Jack asks: “Is it possible that Bran was controlling the direwolf? If Bran has worked on his craft is it possible that he could control a direwolf from afar?”

Possible but unlikely. More possible is that Bran was watching Sansa’s wedding to Ramsay either through the eyes of crows or the eyes of a weirwood tree, though we have no evidence to believe that he was. 

Sascha asks: “Greetings from Germany and a sorry in advance for my bad English. While real world aristocrats are just people who called dibs on their position a couple of 100 years ago, the Westeros high born are not just normal people in disguise, some of them (or all) have certain trades/superpowers. There is power in the blood of kings, and if for example Littlefinger manages to climb the throne, he would be king. But would his blood or that of his children be also some kind of magic blood? Daenerys cant be harmed by fire, some Starks can warg and even Martell bastards can hypnotize men with their boobies.
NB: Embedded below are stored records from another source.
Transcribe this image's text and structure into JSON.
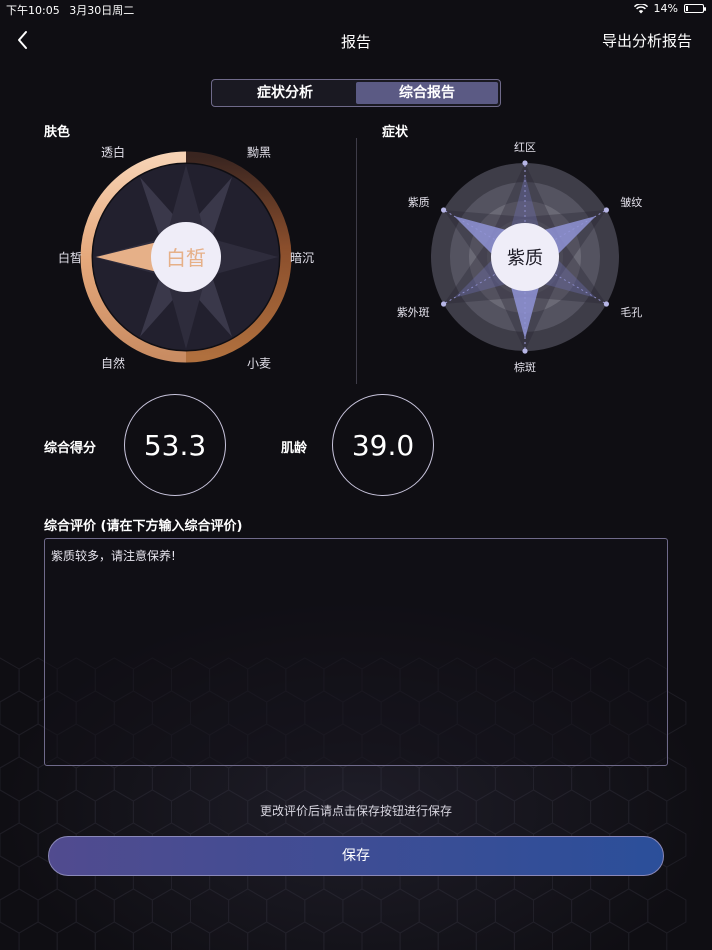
{
  "status": {
    "time": "下午10:05",
    "date": "3月30日周二",
    "battery": "14%",
    "battery_level": 0.14
  },
  "nav": {
    "title": "报告",
    "export_label": "导出分析报告"
  },
  "tabs": [
    {
      "label": "症状分析",
      "active": false
    },
    {
      "label": "综合报告",
      "active": true
    }
  ],
  "skin_color": {
    "section_label": "肤色",
    "center_text": "白皙",
    "labels": [
      "透白",
      "黝黑",
      "暗沉",
      "小麦",
      "自然",
      "白皙"
    ],
    "selected": "白皙"
  },
  "symptoms": {
    "section_label": "症状",
    "center_text": "紫质",
    "labels": [
      "红区",
      "皱纹",
      "毛孔",
      "棕斑",
      "紫外斑",
      "紫质"
    ]
  },
  "scores": {
    "overall_label": "综合得分",
    "overall_value": "53.3",
    "skin_age_label": "肌龄",
    "skin_age_value": "39.0"
  },
  "evaluation": {
    "title": "综合评价 (请在下方输入综合评价)",
    "text": "紫质较多，请注意保养!"
  },
  "hint": "更改评价后请点击保存按钮进行保存",
  "save_label": "保存",
  "colors": {
    "accent": "#5b5a84",
    "skin_highlight": "#e6b088",
    "radar_fill": "#8f93d6",
    "button_start": "#514b8f",
    "button_end": "#2b4f9a"
  }
}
Is there really a special trade for high born, is there a natural order to things in Westeros? Or could everything that we saw in that regard be talked down to misconception?”
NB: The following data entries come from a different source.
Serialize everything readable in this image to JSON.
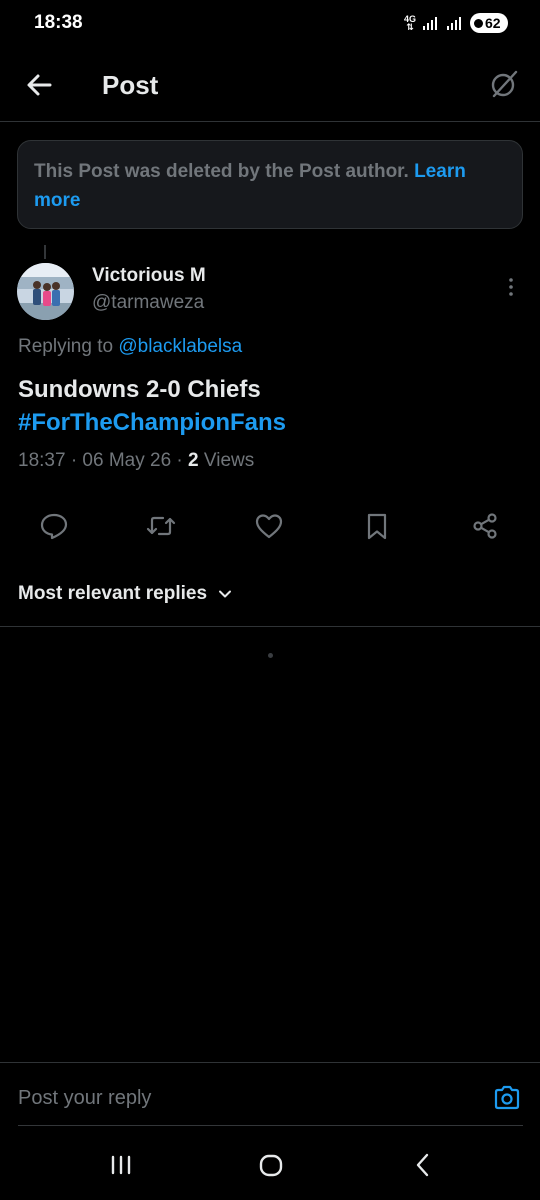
{
  "status_bar": {
    "time": "18:38",
    "network": "4G",
    "battery": "62"
  },
  "header": {
    "title": "Post",
    "back_icon": "arrow-left-icon",
    "grok_icon": "grok-icon"
  },
  "deleted_notice": {
    "text": "This Post was deleted by the Post author. ",
    "link": "Learn more"
  },
  "post": {
    "display_name": "Victorious M",
    "handle": "@tarmaweza",
    "replying_prefix": "Replying to ",
    "replying_to": "@blacklabelsa",
    "text_line1": "Sundowns 2-0 Chiefs",
    "hashtag": "#ForTheChampionFans",
    "timestamp": "18:37 · 06 May 26 · ",
    "views_count": "2",
    "views_label": " Views"
  },
  "actions": [
    "reply-icon",
    "repost-icon",
    "like-icon",
    "bookmark-icon",
    "share-icon"
  ],
  "replies": {
    "sort_label": "Most relevant replies"
  },
  "composer": {
    "placeholder": "Post your reply"
  },
  "colors": {
    "accent": "#1d9bf0",
    "background": "#000000",
    "text_primary": "#e7e9ea",
    "text_secondary": "#71767b",
    "border": "#2f3336"
  }
}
Some of it is misconception. Can Daenerys really not be harmed by fire, like, at all? Or is she just less vulnerable than the normal person? We really only saw her survive a full-on inferno that one time at the end of Season 1, so we don’t know if that was a special circumstance or something we can assume will continue.
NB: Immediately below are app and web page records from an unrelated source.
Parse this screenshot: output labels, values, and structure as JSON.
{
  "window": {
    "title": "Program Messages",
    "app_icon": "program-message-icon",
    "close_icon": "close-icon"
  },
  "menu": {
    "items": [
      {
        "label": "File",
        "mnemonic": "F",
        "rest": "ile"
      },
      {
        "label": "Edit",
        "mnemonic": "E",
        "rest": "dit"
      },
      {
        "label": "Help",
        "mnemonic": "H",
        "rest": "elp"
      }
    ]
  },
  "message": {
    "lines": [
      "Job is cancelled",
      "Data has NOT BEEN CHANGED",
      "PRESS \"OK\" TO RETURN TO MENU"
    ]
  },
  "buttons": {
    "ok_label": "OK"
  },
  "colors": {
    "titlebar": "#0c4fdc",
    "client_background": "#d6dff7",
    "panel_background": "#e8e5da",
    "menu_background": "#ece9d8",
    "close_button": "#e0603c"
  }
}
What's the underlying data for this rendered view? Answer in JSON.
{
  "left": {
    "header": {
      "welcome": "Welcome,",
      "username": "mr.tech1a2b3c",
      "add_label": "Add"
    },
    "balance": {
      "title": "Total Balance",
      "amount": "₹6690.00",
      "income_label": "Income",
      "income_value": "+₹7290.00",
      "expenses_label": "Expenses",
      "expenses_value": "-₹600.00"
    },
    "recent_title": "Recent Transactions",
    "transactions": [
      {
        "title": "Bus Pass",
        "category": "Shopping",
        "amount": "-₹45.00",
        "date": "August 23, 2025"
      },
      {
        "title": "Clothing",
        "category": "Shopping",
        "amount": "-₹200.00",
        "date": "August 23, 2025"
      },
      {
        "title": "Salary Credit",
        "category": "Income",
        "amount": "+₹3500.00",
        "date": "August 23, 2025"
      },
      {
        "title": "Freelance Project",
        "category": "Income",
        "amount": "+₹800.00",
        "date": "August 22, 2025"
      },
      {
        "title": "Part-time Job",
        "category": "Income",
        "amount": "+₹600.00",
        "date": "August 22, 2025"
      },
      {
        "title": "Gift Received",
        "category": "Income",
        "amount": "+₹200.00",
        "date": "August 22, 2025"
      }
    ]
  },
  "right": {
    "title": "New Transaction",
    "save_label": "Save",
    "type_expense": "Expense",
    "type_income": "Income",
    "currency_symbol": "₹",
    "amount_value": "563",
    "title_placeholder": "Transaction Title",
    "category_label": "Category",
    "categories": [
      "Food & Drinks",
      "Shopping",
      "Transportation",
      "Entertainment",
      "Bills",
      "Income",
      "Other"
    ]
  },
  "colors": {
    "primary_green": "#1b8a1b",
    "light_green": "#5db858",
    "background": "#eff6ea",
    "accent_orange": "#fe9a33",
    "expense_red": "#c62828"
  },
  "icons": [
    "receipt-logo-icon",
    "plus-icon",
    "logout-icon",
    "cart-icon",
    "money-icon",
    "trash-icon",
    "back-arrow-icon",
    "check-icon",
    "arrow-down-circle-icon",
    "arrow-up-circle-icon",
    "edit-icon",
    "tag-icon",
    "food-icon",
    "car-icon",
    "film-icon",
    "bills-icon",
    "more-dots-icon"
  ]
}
As for king’s blood, there’s no sure answer to this, but I would assume that, yes, Littlefinger’s blood would become magically empowered, based on what we’ve seen Melisandre do with Gendry’s and Stannis’s bodily fluids. How far down the generations can you go, though? Everyone Melisandre has used — or, in Shireen’s case, wants to use — is either a king or the direct second-generation descendant of a king. The Boltons were kings once, back in the day, as were many notable houses of Westeros, but it’s unclear if blood several generations removed from royalty can be used for Melisandre’s magical rites.

Julie asks: “Watching last night’s episode I couldn’t help but wonder why [Gilly’s] child is still an infant. Shouldn’t it be a toddler by now?”

It’s been only about three years in Westeros time since the show started. Like, coming up on three years. So it’s possible that it’s been anywhere from a few months to perhaps a year since Craster’s Keep in show time. This is probably a fair point.

Scene of the Week: A Night’s Watch Deflowering

(Lyrics by Teddy Pendergrass)


Turn off the lights, light a candle / Tonight I’m in a romantic mood, yeah


Let’s take a shower, shower together / I’ll wash your body and you’ll wash mine, yeah


Rub me down in some hot oils, baby, yeah / And I’ll do the same thing to you


Just turn off the lights, come to me / Girl, I wanna give you a special treat, you’re so sweet


Turn off the lights and let’s get cozy / See, you’re the only one in the world that I need


I wanna love you, love you all over, yeah / Over and over and over and over and over and over and over and over again


Whisper sweet words of love in your ear / Show you how much I missed you, missed you, my dear


Turn ’em off!

Filed Under: Game of Thrones, TV, Game of Thrones Season 5, HBO, ask the maester

Jason Concepcion is a staff writer for Grantland and coauthor of We’ll Always Have Linsanity.

Archive @ netw3rk

More from Jason Concepcion

See all from Jason Concepcion

More Game of Thrones

See all Game of Thrones

More Hollywood Prospectus

See all Hollywood Prospectus